BEGIN Data for processing
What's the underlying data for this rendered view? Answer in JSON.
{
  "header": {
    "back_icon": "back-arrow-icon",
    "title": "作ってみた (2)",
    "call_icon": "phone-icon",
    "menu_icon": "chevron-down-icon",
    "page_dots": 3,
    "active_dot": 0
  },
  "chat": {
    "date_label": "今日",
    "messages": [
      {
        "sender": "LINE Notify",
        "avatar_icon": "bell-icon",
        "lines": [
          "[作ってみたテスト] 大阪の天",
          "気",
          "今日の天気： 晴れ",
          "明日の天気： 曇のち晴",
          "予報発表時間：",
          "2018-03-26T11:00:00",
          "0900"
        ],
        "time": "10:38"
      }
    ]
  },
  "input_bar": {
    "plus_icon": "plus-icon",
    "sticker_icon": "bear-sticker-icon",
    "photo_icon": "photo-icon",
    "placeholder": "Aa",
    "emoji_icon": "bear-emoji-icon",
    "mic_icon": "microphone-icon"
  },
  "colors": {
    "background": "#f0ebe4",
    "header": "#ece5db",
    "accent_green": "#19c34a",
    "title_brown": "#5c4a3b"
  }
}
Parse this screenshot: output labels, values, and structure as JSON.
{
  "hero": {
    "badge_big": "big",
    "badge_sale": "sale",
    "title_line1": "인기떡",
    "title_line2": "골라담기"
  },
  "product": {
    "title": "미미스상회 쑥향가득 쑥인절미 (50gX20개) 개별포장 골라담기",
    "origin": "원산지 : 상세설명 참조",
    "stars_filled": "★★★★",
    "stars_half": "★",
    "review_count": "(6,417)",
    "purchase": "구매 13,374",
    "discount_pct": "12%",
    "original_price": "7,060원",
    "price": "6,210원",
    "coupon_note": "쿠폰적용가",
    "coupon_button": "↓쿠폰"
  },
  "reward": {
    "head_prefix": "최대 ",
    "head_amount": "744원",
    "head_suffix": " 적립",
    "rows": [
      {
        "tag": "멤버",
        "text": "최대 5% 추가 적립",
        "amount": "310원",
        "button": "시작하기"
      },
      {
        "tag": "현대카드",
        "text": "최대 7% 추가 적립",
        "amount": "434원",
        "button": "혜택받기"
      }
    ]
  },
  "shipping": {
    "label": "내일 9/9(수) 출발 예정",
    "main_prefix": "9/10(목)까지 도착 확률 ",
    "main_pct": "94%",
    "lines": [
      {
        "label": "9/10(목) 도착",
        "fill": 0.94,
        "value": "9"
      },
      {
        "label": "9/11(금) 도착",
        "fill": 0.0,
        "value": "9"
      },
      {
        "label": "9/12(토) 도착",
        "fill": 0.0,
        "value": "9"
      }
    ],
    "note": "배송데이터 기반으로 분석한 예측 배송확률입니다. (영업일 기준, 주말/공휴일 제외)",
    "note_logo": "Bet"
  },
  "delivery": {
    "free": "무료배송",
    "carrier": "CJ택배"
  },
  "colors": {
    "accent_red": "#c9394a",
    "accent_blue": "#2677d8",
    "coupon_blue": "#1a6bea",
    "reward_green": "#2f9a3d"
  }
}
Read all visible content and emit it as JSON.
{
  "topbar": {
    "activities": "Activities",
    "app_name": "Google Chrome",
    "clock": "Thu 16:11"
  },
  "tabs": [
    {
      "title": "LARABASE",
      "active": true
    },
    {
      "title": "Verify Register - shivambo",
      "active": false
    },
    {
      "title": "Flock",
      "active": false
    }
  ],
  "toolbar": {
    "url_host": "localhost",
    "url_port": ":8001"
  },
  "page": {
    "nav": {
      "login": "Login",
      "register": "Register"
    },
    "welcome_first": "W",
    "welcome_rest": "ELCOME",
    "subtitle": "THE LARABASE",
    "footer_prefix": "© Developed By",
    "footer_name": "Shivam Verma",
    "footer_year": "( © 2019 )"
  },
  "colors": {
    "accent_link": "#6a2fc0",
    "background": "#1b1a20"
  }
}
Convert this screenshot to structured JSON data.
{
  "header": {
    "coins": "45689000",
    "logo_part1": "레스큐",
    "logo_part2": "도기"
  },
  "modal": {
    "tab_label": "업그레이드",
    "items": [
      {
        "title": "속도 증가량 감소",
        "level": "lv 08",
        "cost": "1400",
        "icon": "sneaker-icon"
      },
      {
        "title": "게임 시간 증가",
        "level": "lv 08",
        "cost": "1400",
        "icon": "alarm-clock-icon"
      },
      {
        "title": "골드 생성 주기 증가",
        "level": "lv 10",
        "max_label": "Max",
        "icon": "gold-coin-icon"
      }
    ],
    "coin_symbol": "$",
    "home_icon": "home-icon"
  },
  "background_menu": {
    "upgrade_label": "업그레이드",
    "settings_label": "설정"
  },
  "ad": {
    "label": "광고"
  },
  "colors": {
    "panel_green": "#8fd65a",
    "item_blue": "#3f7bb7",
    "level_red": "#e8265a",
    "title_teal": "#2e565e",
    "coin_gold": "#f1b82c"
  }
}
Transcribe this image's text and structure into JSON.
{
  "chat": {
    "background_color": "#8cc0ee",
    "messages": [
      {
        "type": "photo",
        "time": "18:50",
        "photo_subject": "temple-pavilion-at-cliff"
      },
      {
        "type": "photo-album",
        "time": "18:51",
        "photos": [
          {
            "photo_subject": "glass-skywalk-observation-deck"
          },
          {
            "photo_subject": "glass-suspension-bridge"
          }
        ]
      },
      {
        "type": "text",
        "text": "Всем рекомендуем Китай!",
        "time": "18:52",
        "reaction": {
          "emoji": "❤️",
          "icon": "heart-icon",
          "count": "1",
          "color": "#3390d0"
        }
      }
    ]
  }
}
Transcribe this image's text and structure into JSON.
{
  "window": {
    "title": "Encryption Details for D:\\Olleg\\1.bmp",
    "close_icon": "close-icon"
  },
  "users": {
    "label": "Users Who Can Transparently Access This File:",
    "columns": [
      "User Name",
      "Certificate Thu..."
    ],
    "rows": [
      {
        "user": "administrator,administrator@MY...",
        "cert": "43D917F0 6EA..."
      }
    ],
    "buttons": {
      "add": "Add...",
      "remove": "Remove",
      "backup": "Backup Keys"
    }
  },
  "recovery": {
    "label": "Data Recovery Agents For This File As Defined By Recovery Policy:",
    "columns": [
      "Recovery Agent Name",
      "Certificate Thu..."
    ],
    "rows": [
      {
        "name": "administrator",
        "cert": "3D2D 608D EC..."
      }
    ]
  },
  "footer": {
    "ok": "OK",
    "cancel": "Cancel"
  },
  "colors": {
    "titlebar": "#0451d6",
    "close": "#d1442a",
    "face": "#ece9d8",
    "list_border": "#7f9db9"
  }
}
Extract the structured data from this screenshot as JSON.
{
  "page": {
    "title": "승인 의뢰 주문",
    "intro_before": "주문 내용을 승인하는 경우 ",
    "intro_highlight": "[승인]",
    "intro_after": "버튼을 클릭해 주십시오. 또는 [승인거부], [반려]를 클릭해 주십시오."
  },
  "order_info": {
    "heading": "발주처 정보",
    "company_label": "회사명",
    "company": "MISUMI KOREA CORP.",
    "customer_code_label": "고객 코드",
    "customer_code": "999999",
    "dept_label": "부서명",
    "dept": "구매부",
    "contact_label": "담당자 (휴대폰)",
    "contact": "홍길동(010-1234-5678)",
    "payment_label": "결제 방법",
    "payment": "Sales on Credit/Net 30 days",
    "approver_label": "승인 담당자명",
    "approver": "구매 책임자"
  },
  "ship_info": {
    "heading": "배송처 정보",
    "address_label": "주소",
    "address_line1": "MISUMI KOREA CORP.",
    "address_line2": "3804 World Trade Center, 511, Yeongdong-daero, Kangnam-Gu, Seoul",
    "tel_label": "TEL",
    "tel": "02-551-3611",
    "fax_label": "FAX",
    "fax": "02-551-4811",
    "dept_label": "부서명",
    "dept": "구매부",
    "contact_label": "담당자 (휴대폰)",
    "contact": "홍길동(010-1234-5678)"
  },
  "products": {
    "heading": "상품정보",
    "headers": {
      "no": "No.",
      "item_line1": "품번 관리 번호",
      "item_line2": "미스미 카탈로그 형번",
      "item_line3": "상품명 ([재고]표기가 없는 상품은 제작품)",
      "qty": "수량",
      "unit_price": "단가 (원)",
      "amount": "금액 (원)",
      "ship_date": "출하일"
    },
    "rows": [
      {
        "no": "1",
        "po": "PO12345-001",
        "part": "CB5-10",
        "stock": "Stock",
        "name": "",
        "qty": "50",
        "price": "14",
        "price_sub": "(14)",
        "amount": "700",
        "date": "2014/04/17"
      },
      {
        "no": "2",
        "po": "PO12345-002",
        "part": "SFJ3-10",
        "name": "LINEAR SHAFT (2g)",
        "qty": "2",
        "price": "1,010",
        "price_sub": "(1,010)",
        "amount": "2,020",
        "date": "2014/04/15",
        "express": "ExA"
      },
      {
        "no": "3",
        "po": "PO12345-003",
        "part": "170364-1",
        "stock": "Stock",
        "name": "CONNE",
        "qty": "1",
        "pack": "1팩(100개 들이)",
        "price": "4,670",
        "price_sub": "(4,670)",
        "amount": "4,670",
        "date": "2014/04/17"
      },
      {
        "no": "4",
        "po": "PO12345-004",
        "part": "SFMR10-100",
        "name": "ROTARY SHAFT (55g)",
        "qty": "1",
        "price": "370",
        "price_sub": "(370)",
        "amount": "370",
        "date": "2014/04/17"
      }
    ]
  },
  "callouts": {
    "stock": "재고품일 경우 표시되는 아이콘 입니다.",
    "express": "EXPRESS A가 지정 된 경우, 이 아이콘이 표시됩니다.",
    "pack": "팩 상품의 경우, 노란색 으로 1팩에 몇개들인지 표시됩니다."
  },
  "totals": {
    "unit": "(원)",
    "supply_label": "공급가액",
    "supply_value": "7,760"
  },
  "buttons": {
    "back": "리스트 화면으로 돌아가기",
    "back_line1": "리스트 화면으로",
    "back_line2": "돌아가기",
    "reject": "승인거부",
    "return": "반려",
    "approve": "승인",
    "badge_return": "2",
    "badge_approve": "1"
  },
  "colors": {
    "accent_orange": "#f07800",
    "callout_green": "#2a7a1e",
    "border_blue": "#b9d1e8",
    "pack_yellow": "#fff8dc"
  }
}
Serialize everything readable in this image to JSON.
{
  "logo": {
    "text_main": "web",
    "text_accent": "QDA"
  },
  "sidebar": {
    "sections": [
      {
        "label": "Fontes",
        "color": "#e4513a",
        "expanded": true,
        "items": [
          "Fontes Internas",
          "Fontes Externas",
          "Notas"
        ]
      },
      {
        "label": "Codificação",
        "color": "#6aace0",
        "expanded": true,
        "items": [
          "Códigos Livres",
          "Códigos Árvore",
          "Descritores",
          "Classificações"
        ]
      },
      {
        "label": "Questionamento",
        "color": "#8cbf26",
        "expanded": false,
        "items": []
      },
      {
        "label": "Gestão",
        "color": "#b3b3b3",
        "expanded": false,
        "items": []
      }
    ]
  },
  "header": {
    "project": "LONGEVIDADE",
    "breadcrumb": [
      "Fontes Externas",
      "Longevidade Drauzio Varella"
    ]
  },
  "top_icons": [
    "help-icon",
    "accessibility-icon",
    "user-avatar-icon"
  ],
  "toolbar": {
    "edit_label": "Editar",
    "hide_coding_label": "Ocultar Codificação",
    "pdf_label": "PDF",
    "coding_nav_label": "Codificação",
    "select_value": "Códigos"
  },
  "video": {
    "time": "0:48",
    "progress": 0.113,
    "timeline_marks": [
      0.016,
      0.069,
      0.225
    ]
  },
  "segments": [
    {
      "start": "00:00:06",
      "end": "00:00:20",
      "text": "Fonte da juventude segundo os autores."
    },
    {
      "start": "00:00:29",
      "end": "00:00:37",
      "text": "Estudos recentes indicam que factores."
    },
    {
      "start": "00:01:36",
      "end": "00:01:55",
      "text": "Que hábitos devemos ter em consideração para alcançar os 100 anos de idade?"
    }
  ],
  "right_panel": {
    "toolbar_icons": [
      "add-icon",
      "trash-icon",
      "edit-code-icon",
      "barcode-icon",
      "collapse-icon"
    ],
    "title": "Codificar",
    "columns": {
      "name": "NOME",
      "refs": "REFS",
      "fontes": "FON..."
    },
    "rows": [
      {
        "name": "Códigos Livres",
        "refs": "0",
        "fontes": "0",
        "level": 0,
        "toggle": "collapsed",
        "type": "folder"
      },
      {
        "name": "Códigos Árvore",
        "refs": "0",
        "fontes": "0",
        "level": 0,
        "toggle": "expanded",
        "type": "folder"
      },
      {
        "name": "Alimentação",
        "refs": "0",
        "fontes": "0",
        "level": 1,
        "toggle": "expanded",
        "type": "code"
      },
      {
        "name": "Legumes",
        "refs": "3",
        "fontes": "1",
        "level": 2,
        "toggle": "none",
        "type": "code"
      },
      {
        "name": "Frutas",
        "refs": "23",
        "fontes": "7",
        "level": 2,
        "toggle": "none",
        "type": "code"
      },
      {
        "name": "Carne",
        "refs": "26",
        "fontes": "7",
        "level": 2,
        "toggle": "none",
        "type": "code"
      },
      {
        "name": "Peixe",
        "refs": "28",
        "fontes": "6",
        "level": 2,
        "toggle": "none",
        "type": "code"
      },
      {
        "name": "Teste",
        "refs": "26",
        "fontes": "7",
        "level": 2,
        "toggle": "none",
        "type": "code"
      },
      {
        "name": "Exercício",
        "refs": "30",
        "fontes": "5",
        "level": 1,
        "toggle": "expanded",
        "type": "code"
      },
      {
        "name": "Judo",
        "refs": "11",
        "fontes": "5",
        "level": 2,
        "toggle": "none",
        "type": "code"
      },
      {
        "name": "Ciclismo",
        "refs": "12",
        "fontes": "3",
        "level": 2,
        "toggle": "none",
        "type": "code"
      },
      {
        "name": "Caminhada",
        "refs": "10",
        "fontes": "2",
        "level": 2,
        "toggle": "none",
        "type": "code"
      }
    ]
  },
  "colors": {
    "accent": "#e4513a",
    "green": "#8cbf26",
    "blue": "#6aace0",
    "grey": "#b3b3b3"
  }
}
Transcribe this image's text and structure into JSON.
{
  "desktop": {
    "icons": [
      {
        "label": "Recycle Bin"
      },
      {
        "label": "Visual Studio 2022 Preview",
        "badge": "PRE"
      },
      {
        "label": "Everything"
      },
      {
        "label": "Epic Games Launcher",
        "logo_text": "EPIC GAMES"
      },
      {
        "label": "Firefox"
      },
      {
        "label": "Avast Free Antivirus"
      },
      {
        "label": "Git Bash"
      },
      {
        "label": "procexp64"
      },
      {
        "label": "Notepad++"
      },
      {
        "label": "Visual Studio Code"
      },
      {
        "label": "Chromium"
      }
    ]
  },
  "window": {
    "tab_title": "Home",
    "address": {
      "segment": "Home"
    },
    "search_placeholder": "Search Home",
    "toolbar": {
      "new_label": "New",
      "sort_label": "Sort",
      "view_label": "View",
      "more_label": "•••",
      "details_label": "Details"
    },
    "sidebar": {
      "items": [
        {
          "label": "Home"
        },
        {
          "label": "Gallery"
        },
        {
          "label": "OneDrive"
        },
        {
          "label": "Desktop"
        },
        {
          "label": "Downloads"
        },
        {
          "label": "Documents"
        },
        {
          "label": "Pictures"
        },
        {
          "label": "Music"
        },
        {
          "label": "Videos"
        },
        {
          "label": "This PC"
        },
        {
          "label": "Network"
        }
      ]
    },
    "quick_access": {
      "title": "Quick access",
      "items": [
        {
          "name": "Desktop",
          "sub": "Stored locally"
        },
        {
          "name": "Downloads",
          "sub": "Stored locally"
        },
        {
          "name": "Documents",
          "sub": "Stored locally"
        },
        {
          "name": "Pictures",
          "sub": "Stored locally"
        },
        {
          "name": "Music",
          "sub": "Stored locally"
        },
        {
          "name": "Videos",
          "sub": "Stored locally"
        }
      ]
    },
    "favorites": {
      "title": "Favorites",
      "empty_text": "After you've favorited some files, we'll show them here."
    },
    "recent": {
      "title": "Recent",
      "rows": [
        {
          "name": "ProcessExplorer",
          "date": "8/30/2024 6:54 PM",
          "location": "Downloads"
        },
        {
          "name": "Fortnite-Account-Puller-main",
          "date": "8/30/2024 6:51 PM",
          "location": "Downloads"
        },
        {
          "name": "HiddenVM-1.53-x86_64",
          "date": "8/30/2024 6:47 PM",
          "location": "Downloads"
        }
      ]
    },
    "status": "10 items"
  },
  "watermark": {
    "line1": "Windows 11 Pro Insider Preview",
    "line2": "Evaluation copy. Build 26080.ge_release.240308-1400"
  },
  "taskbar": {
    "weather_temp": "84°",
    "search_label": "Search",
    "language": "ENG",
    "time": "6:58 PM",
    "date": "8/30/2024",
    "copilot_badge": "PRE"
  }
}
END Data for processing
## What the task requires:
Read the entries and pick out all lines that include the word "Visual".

## Response box:
        "label": "Visual Studio 2022 Preview",
        "label": "Visual Studio Code"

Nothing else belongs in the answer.